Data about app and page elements

|---|

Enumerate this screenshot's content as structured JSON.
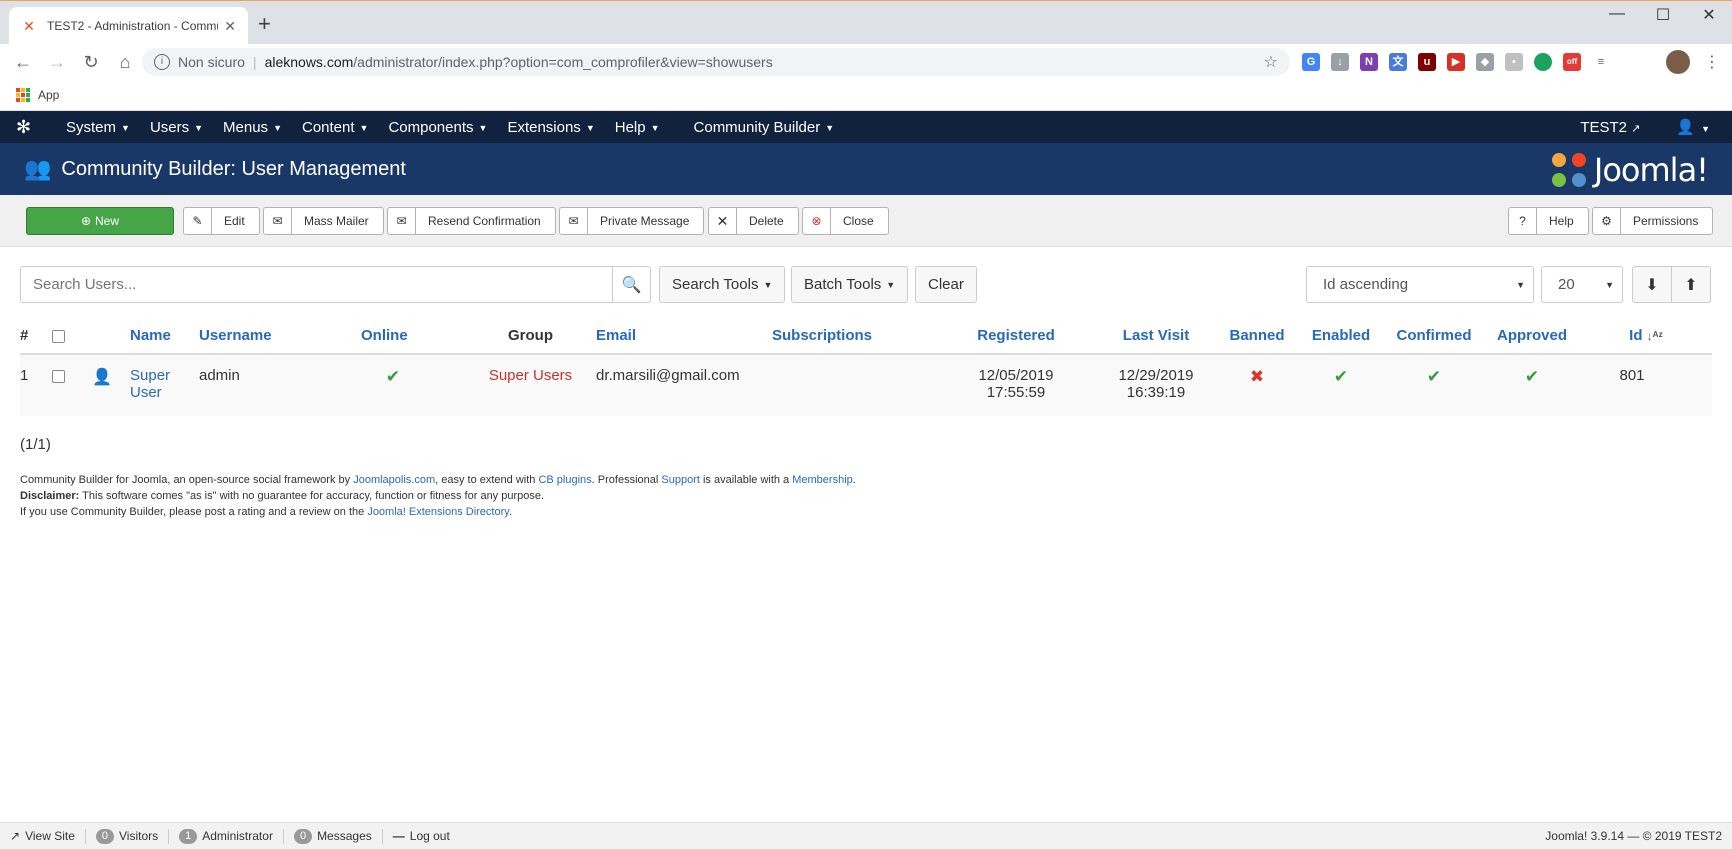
{
  "browser": {
    "tab_title": "TEST2 - Administration - Commu",
    "url_security": "Non sicuro",
    "url_host": "aleknows.com",
    "url_path": "/administrator/index.php?option=com_comprofiler&view=showusers",
    "bookmark_apps": "App"
  },
  "nav": {
    "menus": [
      {
        "label": "System"
      },
      {
        "label": "Users"
      },
      {
        "label": "Menus"
      },
      {
        "label": "Content"
      },
      {
        "label": "Components"
      },
      {
        "label": "Extensions"
      },
      {
        "label": "Help"
      },
      {
        "label": "Community Builder"
      }
    ],
    "site_name": "TEST2"
  },
  "header": {
    "title": "Community Builder: User Management",
    "brand": "Joomla!"
  },
  "toolbar": {
    "new": "New",
    "edit": "Edit",
    "mass_mailer": "Mass Mailer",
    "resend": "Resend Confirmation",
    "pm": "Private Message",
    "delete": "Delete",
    "close": "Close",
    "help": "Help",
    "permissions": "Permissions"
  },
  "filters": {
    "search_placeholder": "Search Users...",
    "search_tools": "Search Tools",
    "batch_tools": "Batch Tools",
    "clear": "Clear",
    "ordering": "Id ascending",
    "limit": "20"
  },
  "table": {
    "headers": {
      "num": "#",
      "name": "Name",
      "username": "Username",
      "online": "Online",
      "group": "Group",
      "email": "Email",
      "subscriptions": "Subscriptions",
      "registered": "Registered",
      "last_visit": "Last Visit",
      "banned": "Banned",
      "enabled": "Enabled",
      "confirmed": "Confirmed",
      "approved": "Approved",
      "id": "Id"
    },
    "rows": [
      {
        "num": "1",
        "name_line1": "Super",
        "name_line2": "User",
        "username": "admin",
        "group": "Super Users",
        "email": "dr.marsili@gmail.com",
        "registered_date": "12/05/2019",
        "registered_time": "17:55:59",
        "last_visit_date": "12/29/2019",
        "last_visit_time": "16:39:19",
        "id": "801"
      }
    ]
  },
  "pager": "(1/1)",
  "footer": {
    "l1_a": "Community Builder for Joomla, an open-source social framework by ",
    "l1_link1": "Joomlapolis.com",
    "l1_b": ", easy to extend with ",
    "l1_link2": "CB plugins",
    "l1_c": ". Professional ",
    "l1_link3": "Support",
    "l1_d": " is available with a ",
    "l1_link4": "Membership",
    "l1_e": ".",
    "l2_bold": "Disclaimer:",
    "l2_text": " This software comes \"as is\" with no guarantee for accuracy, function or fitness for any purpose.",
    "l3_a": "If you use Community Builder, please post a rating and a review on the ",
    "l3_link": "Joomla! Extensions Directory",
    "l3_b": "."
  },
  "status": {
    "view_site": "View Site",
    "visitors_count": "0",
    "visitors": "Visitors",
    "admin_count": "1",
    "admin": "Administrator",
    "messages_count": "0",
    "messages": "Messages",
    "logout": "Log out",
    "version": "Joomla! 3.9.14 — © 2019 TEST2"
  },
  "colors": {
    "nav_bg": "#10223e",
    "header_bg": "#1a3867",
    "new_button": "#46a546",
    "link": "#2a69b8"
  }
}
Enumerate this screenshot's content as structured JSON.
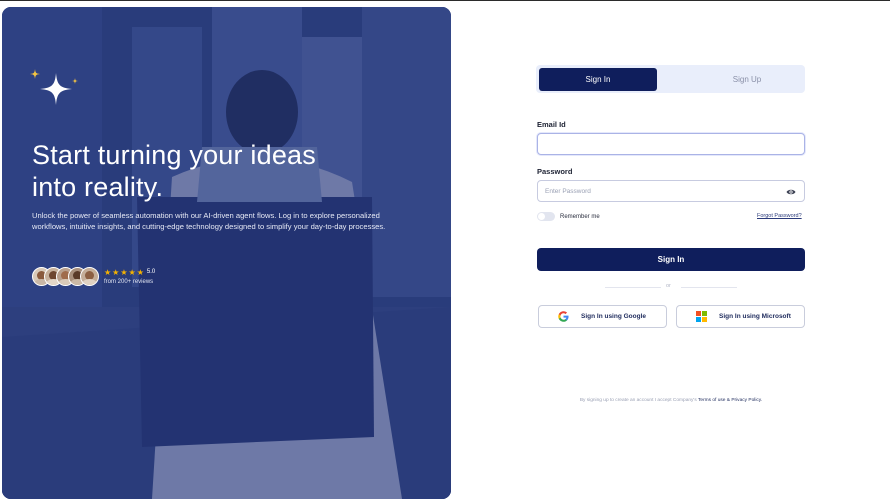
{
  "hero": {
    "title": "Start turning your ideas into reality.",
    "subtitle": "Unlock the power of seamless automation with our AI-driven agent flows. Log in to explore personalized workflows, intuitive insights, and cutting-edge technology designed to simplify your day-to-day processes.",
    "rating_value": "5.0",
    "reviews_text": "from 200+ reviews",
    "stars": 5,
    "avatar_count": 5
  },
  "auth": {
    "tabs": [
      {
        "label": "Sign In",
        "active": true
      },
      {
        "label": "Sign Up",
        "active": false
      }
    ],
    "email": {
      "label": "Email Id",
      "value": "",
      "placeholder": ""
    },
    "password": {
      "label": "Password",
      "placeholder": "Enter Password"
    },
    "remember_label": "Remember me",
    "forgot_label": "Forgot Password?",
    "submit_label": "Sign In",
    "divider_text": "or",
    "google_label": "Sign In using Google",
    "microsoft_label": "Sign In using Microsoft",
    "terms_prefix": "By signing up to create an account I accept Company's",
    "terms_link": "Terms of use & Privacy Policy."
  },
  "colors": {
    "primary": "#0f1e5c",
    "tab_bg": "#e9eefb",
    "hero_overlay": "#223478",
    "star": "#f5b301"
  },
  "icons": [
    "sparkle-icon",
    "star-icon",
    "eye-icon",
    "google-icon",
    "microsoft-icon"
  ]
}
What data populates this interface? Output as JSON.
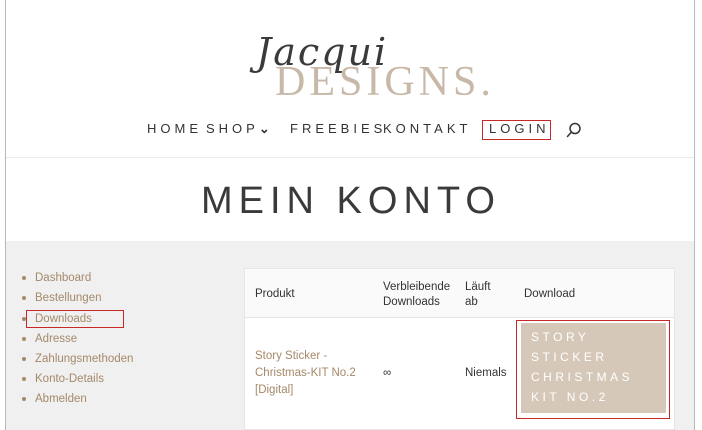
{
  "logo": {
    "script": "Jacqui",
    "main": "DESIGNS."
  },
  "nav": {
    "home": "HOME",
    "shop": "SHOP",
    "shop_chevron": "⌄",
    "freebies": "FREEBIES",
    "kontakt": "KONTAKT",
    "login": "LOGIN"
  },
  "page": {
    "title": "MEIN KONTO"
  },
  "account_nav": [
    {
      "label": "Dashboard"
    },
    {
      "label": "Bestellungen"
    },
    {
      "label": "Downloads"
    },
    {
      "label": "Adresse"
    },
    {
      "label": "Zahlungsmethoden"
    },
    {
      "label": "Konto-Details"
    },
    {
      "label": "Abmelden"
    }
  ],
  "table": {
    "headers": {
      "produkt": "Produkt",
      "verbleibende": "Verbleibende Downloads",
      "laeuft": "Läuft ab",
      "download": "Download"
    },
    "rows": [
      {
        "produkt": "Story Sticker - Christmas-KIT No.2 [Digital]",
        "verbleibende": "∞",
        "laeuft": "Niemals",
        "download": "STORY STICKER CHRISTMAS KIT NO.2"
      }
    ]
  },
  "colors": {
    "accent": "#a5896a",
    "button": "#d6c8b8",
    "highlight": "#c62828"
  }
}
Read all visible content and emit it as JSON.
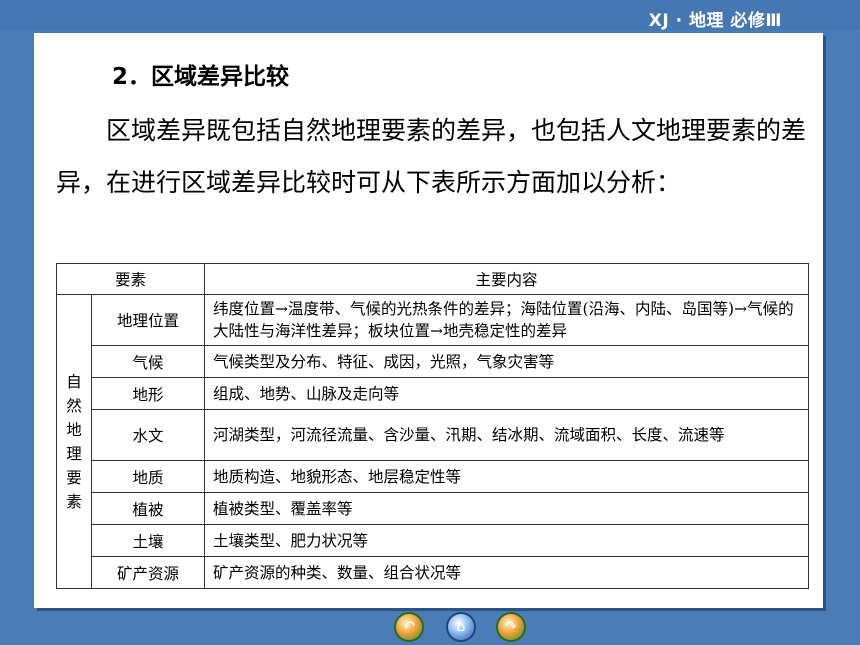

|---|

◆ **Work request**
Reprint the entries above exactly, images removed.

◆ **Solution for this exercise**
Enumerate this screenshot's content as structured JSON.
{
  "browser": {
    "tab_title": "TEST2 - Administration - Commu",
    "url_security": "Non sicuro",
    "url_host": "aleknows.com",
    "url_path": "/administrator/index.php?option=com_comprofiler&view=showusers",
    "bookmark_apps": "App"
  },
  "nav": {
    "menus": [
      {
        "label": "System"
      },
      {
        "label": "Users"
      },
      {
        "label": "Menus"
      },
      {
        "label": "Content"
      },
      {
        "label": "Components"
      },
      {
        "label": "Extensions"
      },
      {
        "label": "Help"
      },
      {
        "label": "Community Builder"
      }
    ],
    "site_name": "TEST2"
  },
  "header": {
    "title": "Community Builder: User Management",
    "brand": "Joomla!"
  },
  "toolbar": {
    "new": "New",
    "edit": "Edit",
    "mass_mailer": "Mass Mailer",
    "resend": "Resend Confirmation",
    "pm": "Private Message",
    "delete": "Delete",
    "close": "Close",
    "help": "Help",
    "permissions": "Permissions"
  },
  "filters": {
    "search_placeholder": "Search Users...",
    "search_tools": "Search Tools",
    "batch_tools": "Batch Tools",
    "clear": "Clear",
    "ordering": "Id ascending",
    "limit": "20"
  },
  "table": {
    "headers": {
      "num": "#",
      "name": "Name",
      "username": "Username",
      "online": "Online",
      "group": "Group",
      "email": "Email",
      "subscriptions": "Subscriptions",
      "registered": "Registered",
      "last_visit": "Last Visit",
      "banned": "Banned",
      "enabled": "Enabled",
      "confirmed": "Confirmed",
      "approved": "Approved",
      "id": "Id"
    },
    "rows": [
      {
        "num": "1",
        "name_line1": "Super",
        "name_line2": "User",
        "username": "admin",
        "group": "Super Users",
        "email": "dr.marsili@gmail.com",
        "registered_date": "12/05/2019",
        "registered_time": "17:55:59",
        "last_visit_date": "12/29/2019",
        "last_visit_time": "16:39:19",
        "id": "801"
      }
    ]
  },
  "pager": "(1/1)",
  "footer": {
    "l1_a": "Community Builder for Joomla, an open-source social framework by ",
    "l1_link1": "Joomlapolis.com",
    "l1_b": ", easy to extend with ",
    "l1_link2": "CB plugins",
    "l1_c": ". Professional ",
    "l1_link3": "Support",
    "l1_d": " is available with a ",
    "l1_link4": "Membership",
    "l1_e": ".",
    "l2_bold": "Disclaimer:",
    "l2_text": " This software comes \"as is\" with no guarantee for accuracy, function or fitness for any purpose.",
    "l3_a": "If you use Community Builder, please post a rating and a review on the ",
    "l3_link": "Joomla! Extensions Directory",
    "l3_b": "."
  },
  "status": {
    "view_site": "View Site",
    "visitors_count": "0",
    "visitors": "Visitors",
    "admin_count": "1",
    "admin": "Administrator",
    "messages_count": "0",
    "messages": "Messages",
    "logout": "Log out",
    "version": "Joomla! 3.9.14 — © 2019 TEST2"
  },
  "colors": {
    "nav_bg": "#10223e",
    "header_bg": "#1a3867",
    "new_button": "#46a546",
    "link": "#2a69b8"
  }
}
Enumerate this screenshot's content as structured JSON.
{
  "hero": {
    "title": "Start turning your ideas into reality.",
    "subtitle": "Unlock the power of seamless automation with our AI-driven agent flows. Log in to explore personalized workflows, intuitive insights, and cutting-edge technology designed to simplify your day-to-day processes.",
    "rating_value": "5.0",
    "reviews_text": "from 200+ reviews",
    "stars": 5,
    "avatar_count": 5
  },
  "auth": {
    "tabs": [
      {
        "label": "Sign In",
        "active": true
      },
      {
        "label": "Sign Up",
        "active": false
      }
    ],
    "email": {
      "label": "Email Id",
      "value": "",
      "placeholder": ""
    },
    "password": {
      "label": "Password",
      "placeholder": "Enter Password"
    },
    "remember_label": "Remember me",
    "forgot_label": "Forgot Password?",
    "submit_label": "Sign In",
    "divider_text": "or",
    "google_label": "Sign In using Google",
    "microsoft_label": "Sign In using Microsoft",
    "terms_prefix": "By signing up to create an account I accept Company's",
    "terms_link": "Terms of use & Privacy Policy."
  },
  "colors": {
    "primary": "#0f1e5c",
    "tab_bg": "#e9eefb",
    "hero_overlay": "#223478",
    "star": "#f5b301"
  },
  "icons": [
    "sparkle-icon",
    "star-icon",
    "eye-icon",
    "google-icon",
    "microsoft-icon"
  ]
}
What data populates this interface? Output as JSON.
{
  "logo": {
    "script": "Jacqui",
    "main": "DESIGNS."
  },
  "nav": {
    "home": "HOME",
    "shop": "SHOP",
    "shop_chevron": "⌄",
    "freebies": "FREEBIES",
    "kontakt": "KONTAKT",
    "login": "LOGIN"
  },
  "page": {
    "title": "MEIN KONTO"
  },
  "account_nav": [
    {
      "label": "Dashboard"
    },
    {
      "label": "Bestellungen"
    },
    {
      "label": "Downloads"
    },
    {
      "label": "Adresse"
    },
    {
      "label": "Zahlungsmethoden"
    },
    {
      "label": "Konto-Details"
    },
    {
      "label": "Abmelden"
    }
  ],
  "table": {
    "headers": {
      "produkt": "Produkt",
      "verbleibende": "Verbleibende Downloads",
      "laeuft": "Läuft ab",
      "download": "Download"
    },
    "rows": [
      {
        "produkt": "Story Sticker - Christmas-KIT No.2 [Digital]",
        "verbleibende": "∞",
        "laeuft": "Niemals",
        "download": "STORY STICKER CHRISTMAS KIT NO.2"
      }
    ]
  },
  "colors": {
    "accent": "#a5896a",
    "button": "#d6c8b8",
    "highlight": "#c62828"
  }
}
Read all visible content and emit it as JSON.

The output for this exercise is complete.